The south-west Fife coastal village of Culross (pronounced Coo-ros) is considered to be one of the most picturesque places in Scotland. It is said to date back to as early as the 6th century, having been believed to have been founded by Saint Serf (c.500 – c.583). Culross originally functioned as a port, serving the Firth of Forth before becoming a centre of the Scottish coal mining industry during the 1500 and 1600s.
The founding of the village is surrounded by legend. It was claimed that Princess Teneu, a daughter of the king of Lothian, became pregnant before her marriage. Her father, filled with anger and shame, threw her off Traprain Law, a hill in the Lothians. Fortunately Teneu survived the fall. Knowing she couldn’t go home, Princess Teneu came across a small, empty boat, and it took her across the Firth of Forth, landing at Culross.

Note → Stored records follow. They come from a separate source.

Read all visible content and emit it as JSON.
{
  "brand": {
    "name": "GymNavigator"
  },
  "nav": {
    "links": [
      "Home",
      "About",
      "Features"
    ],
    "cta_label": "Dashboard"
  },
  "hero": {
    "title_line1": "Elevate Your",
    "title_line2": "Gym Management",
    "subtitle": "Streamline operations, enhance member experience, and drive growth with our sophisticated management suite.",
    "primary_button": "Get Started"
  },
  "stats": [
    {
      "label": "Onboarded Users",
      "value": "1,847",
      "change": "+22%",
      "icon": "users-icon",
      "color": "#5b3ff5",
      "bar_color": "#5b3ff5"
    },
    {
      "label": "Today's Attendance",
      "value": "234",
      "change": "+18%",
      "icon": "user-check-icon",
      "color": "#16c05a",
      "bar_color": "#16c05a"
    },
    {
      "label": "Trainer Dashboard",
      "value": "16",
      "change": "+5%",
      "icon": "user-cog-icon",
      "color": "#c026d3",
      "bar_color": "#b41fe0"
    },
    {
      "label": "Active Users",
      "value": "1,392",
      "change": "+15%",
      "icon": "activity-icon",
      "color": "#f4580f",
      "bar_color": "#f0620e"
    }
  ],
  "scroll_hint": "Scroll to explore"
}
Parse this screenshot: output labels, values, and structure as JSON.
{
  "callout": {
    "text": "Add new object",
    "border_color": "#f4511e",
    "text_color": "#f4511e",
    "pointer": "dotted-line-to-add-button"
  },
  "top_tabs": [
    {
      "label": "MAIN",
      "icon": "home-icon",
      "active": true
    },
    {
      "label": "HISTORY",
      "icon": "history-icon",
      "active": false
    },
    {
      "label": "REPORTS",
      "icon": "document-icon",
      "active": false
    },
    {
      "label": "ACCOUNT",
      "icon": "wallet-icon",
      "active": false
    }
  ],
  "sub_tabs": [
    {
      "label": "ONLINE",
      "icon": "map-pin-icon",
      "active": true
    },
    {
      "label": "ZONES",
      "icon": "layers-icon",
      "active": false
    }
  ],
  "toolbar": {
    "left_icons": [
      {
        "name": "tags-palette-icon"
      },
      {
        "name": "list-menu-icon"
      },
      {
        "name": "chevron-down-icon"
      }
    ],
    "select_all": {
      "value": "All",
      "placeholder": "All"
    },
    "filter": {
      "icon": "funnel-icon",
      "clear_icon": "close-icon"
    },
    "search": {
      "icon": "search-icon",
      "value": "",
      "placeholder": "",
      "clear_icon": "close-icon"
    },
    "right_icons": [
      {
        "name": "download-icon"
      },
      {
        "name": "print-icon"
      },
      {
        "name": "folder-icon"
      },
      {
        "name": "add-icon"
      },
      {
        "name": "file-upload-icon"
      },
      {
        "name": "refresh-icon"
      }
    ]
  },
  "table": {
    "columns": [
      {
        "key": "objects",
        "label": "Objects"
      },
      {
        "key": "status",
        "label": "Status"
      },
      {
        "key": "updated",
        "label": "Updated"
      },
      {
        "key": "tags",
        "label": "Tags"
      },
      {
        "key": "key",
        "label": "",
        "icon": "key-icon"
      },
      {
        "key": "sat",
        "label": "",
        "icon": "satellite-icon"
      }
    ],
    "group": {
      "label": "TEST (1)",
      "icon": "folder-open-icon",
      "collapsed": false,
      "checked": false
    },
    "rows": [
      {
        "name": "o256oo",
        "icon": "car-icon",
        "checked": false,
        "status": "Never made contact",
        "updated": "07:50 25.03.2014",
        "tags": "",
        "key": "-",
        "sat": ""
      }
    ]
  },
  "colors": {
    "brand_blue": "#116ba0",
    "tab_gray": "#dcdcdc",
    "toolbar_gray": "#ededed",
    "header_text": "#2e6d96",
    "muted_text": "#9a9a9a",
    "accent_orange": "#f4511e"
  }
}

Saint Serf cared for Teneu, and even became foster father to her son. Teneu and Serf’s son went on to become Saint Mungo, founder and patron saint of the city of Glasgow.
Coal mining was the main industry for Culross during the 16th and 17th centuries. Sir George Bruce of Carnock, a merchant and engineer, was also an innovator in coal mining techniques, and he built the first coal mine in the world to extend under the sea in 1575. The mine was considered a feat of engineering brilliance, and a marvel of 17th century Britain. Unfortunately, the mine was destroyed in 1625 during a particularly violent storm. Bruce also built Culross Palace, a grand merchant’s house. The ‘Palace’ was built between 1597 and 1611, using materials obtained by Bruce’s foreign trade throughout the Baltics and the Low Countries. Culross Palace is now in the care of the National Trust for Scotland.
Salt panning was also a significant industry for Culross, and along with the coal, there was a large amount of trade that passed through the village’s port. The town’s distinctive red roof tiles, which can also be seen in other parts of Fife, come from collier ships returning from the Low Countries with Dutch roof tiles a ballast. However, by the 18th century the importance of the port started to decline, and by the second half of the 19th century Culross had lost most of its industrial significance, as well as population. Today there are only around 400 people living in the village.
Despite Culross’s decline in fortunes, it was noted that the village still contained many unique historical buildings, and since the 1930s the National Trust for Scotland has been preserving and restoring many of them, including the Town House, where witches were tried and held before execution.
One of Culross’s most famous sons was Thomas Cochrane, 10th Earl of Dundonald. Cochrane spent most of his early life on his family’s estate in Culross before going on to have a distinguished career in the Royal Navy, having a reputation for being an aggressive, daring, and successful Captain leading to the French Navy referring to him as Le Loup des Mer, or ‘Wolf of the Seas’. However, in 1814 Lord Cochrane was dismissed from the Royal Navy on charges of fraud on the stock exchange. This led to him becoming a mercenary, serving with the rebel navies of Chile, Brazil, and Greece in their respective wars for independence.
Due to Culross’s distinct historic look, it has become a popular filming location. Hollywood blockbuster ‘Captain America: The First Avenger’ filmed some scenes in the village, and the hit TV show ‘Outlander’, used Culross as the fictional village Cranesmuir.
Clans connected with Culross
Captain America: The First Avenger
The 39 Steps (2008)